News

Researchers predict more frequent floods in Brahmaputra

K. S. Jayaraman

doi:10.1038/nindia.2021.7 Published online 13 January 2021

Higher frequency flooding of Brahmaputra could jeopardise the lives of millions of people living in downstream countries India and Bangladesh.

© S. Priyadarshini

While China's plan to build a hydropower dam on Brahmaputra has raised concern among downstream countries India and Bangladesh, a new study precipitates these worries with a warning of higher frequency flooding in south Asia’s mighty river.

Researchers led by Mukund Palat Rao of Columbia University's Lamont-Doherty Earth Observatory urge that countries should be prepared for a “higher frequency of flooding in the Brahmaputra than current predictions”.

Low-lying Bangladesh is hardest hit due to floods in Brahmaputra. In 1998, as much as 70 per cent of the country went under water following incessant flooding.

Existing projections of flooding of the Brahmaputra are based on observations of past rainfall patterns, but they rely on discharge-gauge records that date back to the 1950s. The new warning is based on an examination of the tree rings of ancient trees in and around the river's watershed which provided a picture of rainfall patterns going back seven centuries.  

As trees grow, they incorporate information about the environmental conditions in their annual rings. “They put on wide rings in wet monsoon years and narrow rings during droughts thus indirectly reflecting rainfall and resulting river runoff,” Rao told Nature India. By taking a pencil thin tree-core from these trees and measuring their rings under a microscope, the team learnt more about rainfall patterns going back centuries before instrumental and historical records.

The researchers "reconstructed" the stream-flow of the Brahmaputra from 1309 to 2004 by assembling a 696-year chronology of the tree rings – the oldest tree dating back to year 449. Comparing data from the tree rings with official records from a river-flow gauge in Bangladesh, they could see that the widest rings lined up neatly with known major flood years. This in turn allowed them to extrapolate yearly river discharge in the centuries preceding modern records.  This showed there have been much wetter periods in the past, driven by natural oscillations and that the post-1950s period was actually one of the driest. 

Climate models predict an intensified monsoon in the Brahmaputra valley with attendant increased flood risk but "anyone relying only on modern discharge record to estimate future flood hazard due to climate change would be underestimating the danger by 24 to 38 percent”,   their report concludes.

"It reinforces that we need to continue to invest in flood preparedness,” Rao said.  
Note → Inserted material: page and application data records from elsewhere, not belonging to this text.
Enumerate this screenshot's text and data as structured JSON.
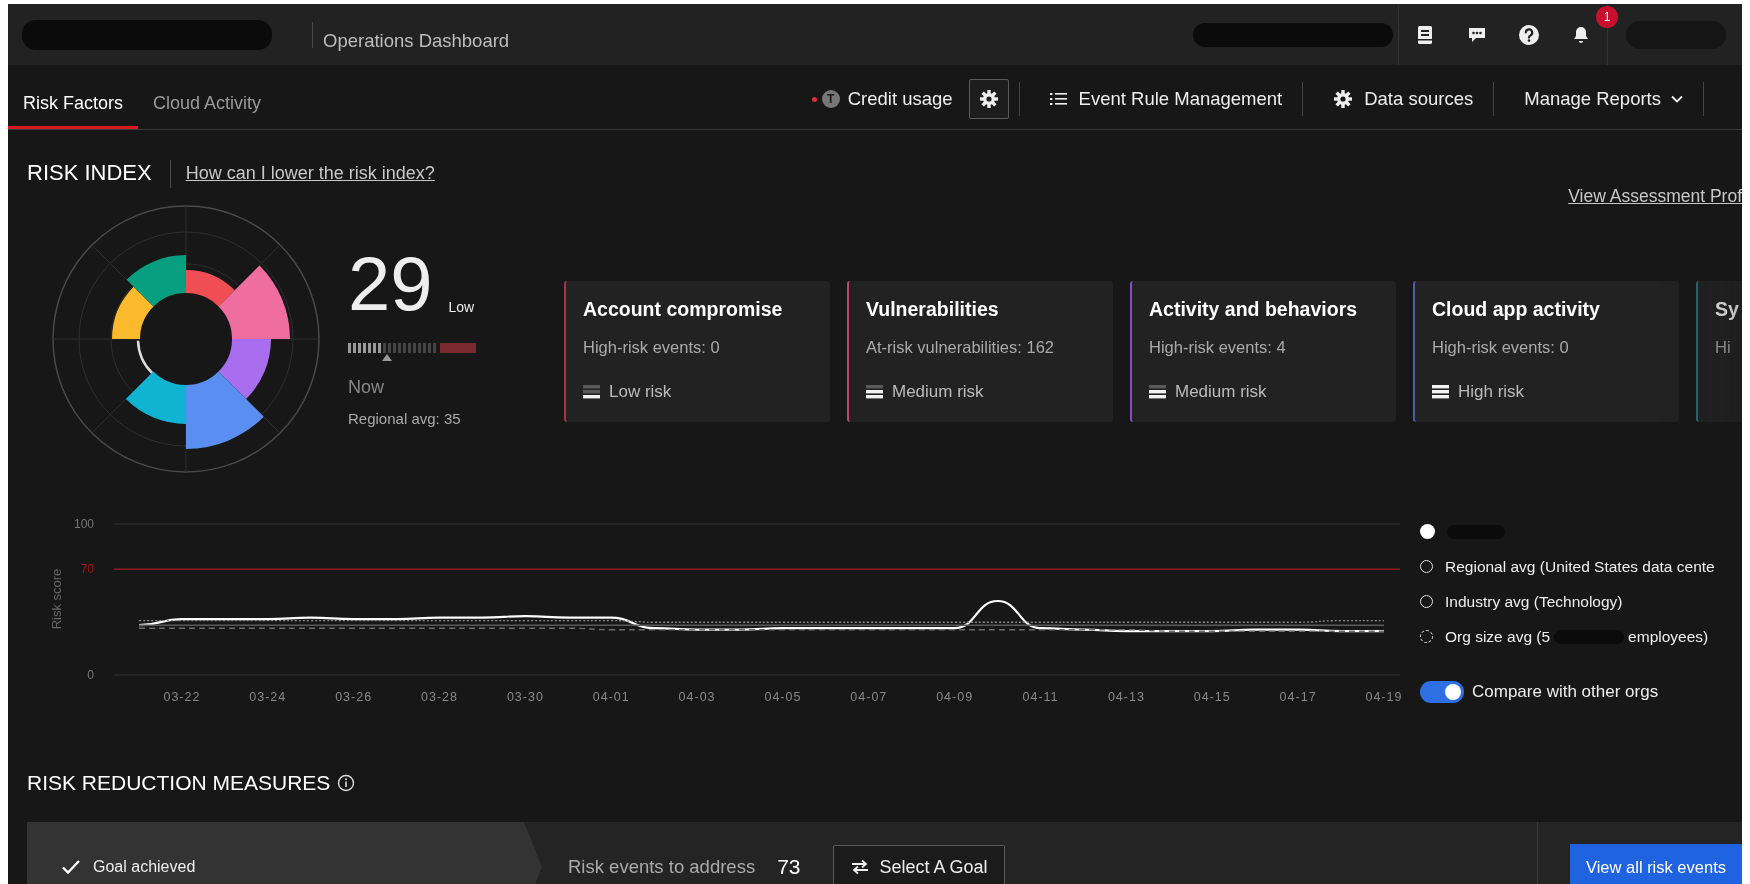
{
  "header": {
    "title": "Operations Dashboard",
    "notification_count": "1"
  },
  "tabs": [
    {
      "label": "Risk Factors",
      "selected": true
    },
    {
      "label": "Cloud Activity",
      "selected": false
    }
  ],
  "toolbar": {
    "credit": {
      "label": "Credit usage",
      "icon_letter": "T",
      "alert": true
    },
    "items": [
      {
        "kind": "settings"
      },
      {
        "kind": "list",
        "label": "Event Rule Management"
      },
      {
        "kind": "gear",
        "label": "Data sources"
      },
      {
        "kind": "dropdown",
        "label": "Manage Reports"
      }
    ]
  },
  "risk_index": {
    "title": "RISK INDEX",
    "help_link": "How can I lower the risk index?",
    "profile_link": "View Assessment Prof",
    "score": "29",
    "rating": "Low",
    "meter": {
      "level": 0.29
    },
    "period": "Now",
    "regional_avg": "Regional avg: 35"
  },
  "cards": [
    {
      "title": "Account compromise",
      "detail": "High-risk events: 0",
      "risk": "Low risk",
      "kind": "low",
      "color": "#a8344a"
    },
    {
      "title": "Vulnerabilities",
      "detail": "At-risk vulnerabilities: 162",
      "risk": "Medium risk",
      "kind": "medium",
      "color": "#b84a70"
    },
    {
      "title": "Activity and behaviors",
      "detail": "High-risk events: 4",
      "risk": "Medium risk",
      "kind": "medium",
      "color": "#8a4cc0"
    },
    {
      "title": "Cloud app activity",
      "detail": "High-risk events: 0",
      "risk": "High risk",
      "kind": "high",
      "color": "#4a5fb0"
    },
    {
      "title": "Sy",
      "detail": "Hi",
      "color": "#2c6a78"
    }
  ],
  "trend": {
    "chart_data": {
      "type": "line",
      "ylabel": "Risk score",
      "categories": [
        null,
        "03-22",
        null,
        "03-24",
        null,
        "03-26",
        null,
        "03-28",
        null,
        "03-30",
        null,
        "04-01",
        null,
        "04-03",
        null,
        "04-05",
        null,
        "04-07",
        null,
        "04-09",
        null,
        "04-11",
        null,
        "04-13",
        null,
        "04-15",
        null,
        "04-17",
        null,
        "04-19"
      ],
      "ylim": [
        0,
        100
      ],
      "yticks": [
        0,
        70,
        100
      ],
      "ref_lines": [
        {
          "axis": "y",
          "value": 70
        }
      ],
      "series": [
        {
          "color": "#ffffff",
          "line_style": "solid",
          "values": [
            33,
            37,
            37,
            37,
            38,
            37,
            37,
            38,
            38,
            39,
            38,
            38,
            31,
            30,
            30,
            31,
            31,
            31,
            31,
            31,
            49,
            31,
            30,
            29,
            29,
            29,
            30,
            30,
            29,
            29
          ]
        },
        {
          "name": "Regional avg (United States data cente",
          "color": "#8c8c8c",
          "line_style": "dotted",
          "values": [
            36,
            36,
            36,
            36,
            36,
            36,
            36,
            36,
            36,
            36,
            36,
            36,
            35,
            35,
            35,
            35,
            35,
            35,
            35,
            35,
            35,
            35,
            35,
            35,
            35,
            35,
            35,
            35,
            36,
            36
          ]
        },
        {
          "name": "Industry avg (Technology)",
          "color": "#5a5a5a",
          "line_style": "solid",
          "values": [
            33,
            33,
            33,
            33,
            33,
            33,
            33,
            33,
            33,
            33,
            33,
            33,
            33,
            33,
            33,
            33,
            33,
            33,
            33,
            33,
            33,
            33,
            33,
            33,
            33,
            33,
            33,
            33,
            33,
            33
          ]
        },
        {
          "name": "Org size avg (5",
          "color": "#6c6c6c",
          "line_style": "dashed",
          "values": [
            31,
            31,
            31,
            31,
            31,
            31,
            31,
            31,
            31,
            31,
            31,
            30,
            30,
            30,
            30,
            30,
            30,
            30,
            30,
            30,
            30,
            30,
            30,
            30,
            29,
            29,
            29,
            29,
            29,
            29
          ]
        }
      ]
    },
    "org_size_suffix": "employees)",
    "compare": {
      "label": "Compare with other orgs",
      "on": true
    }
  },
  "reduction": {
    "title": "RISK REDUCTION MEASURES",
    "goal": {
      "label": "Goal achieved",
      "achieved": true
    },
    "events_label": "Risk events to address",
    "events_count": "73",
    "select_goal": "Select A Goal",
    "view_all": "View all risk events"
  }
}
Short duration instrumental records are by themselves inadequate to accurately characterize future flood risk in this region – both in terms of climate change and its impact on the natural variability of river discharge, says geologist Sampat Kumar Tandon, a professor emeritus at Delhi University. "Only when these are integrated with long-term tree-ring based reconstruction can meaningful inferences be made of the flood hazard,” he said.

Such proxy data from paleoclimate archives must be integrated with instrumental data and climate model projections in drawing up regional flood management measures, Tandon emphasised.


References

1. Rao, M. P. et al. Seven centuries of reconstructed Brahmaputra river discharge demonstrate underestimated high discharge and flood hazard frequency. Nat. Comm. 2020 doi: 10.1038/s41467-020-19795-6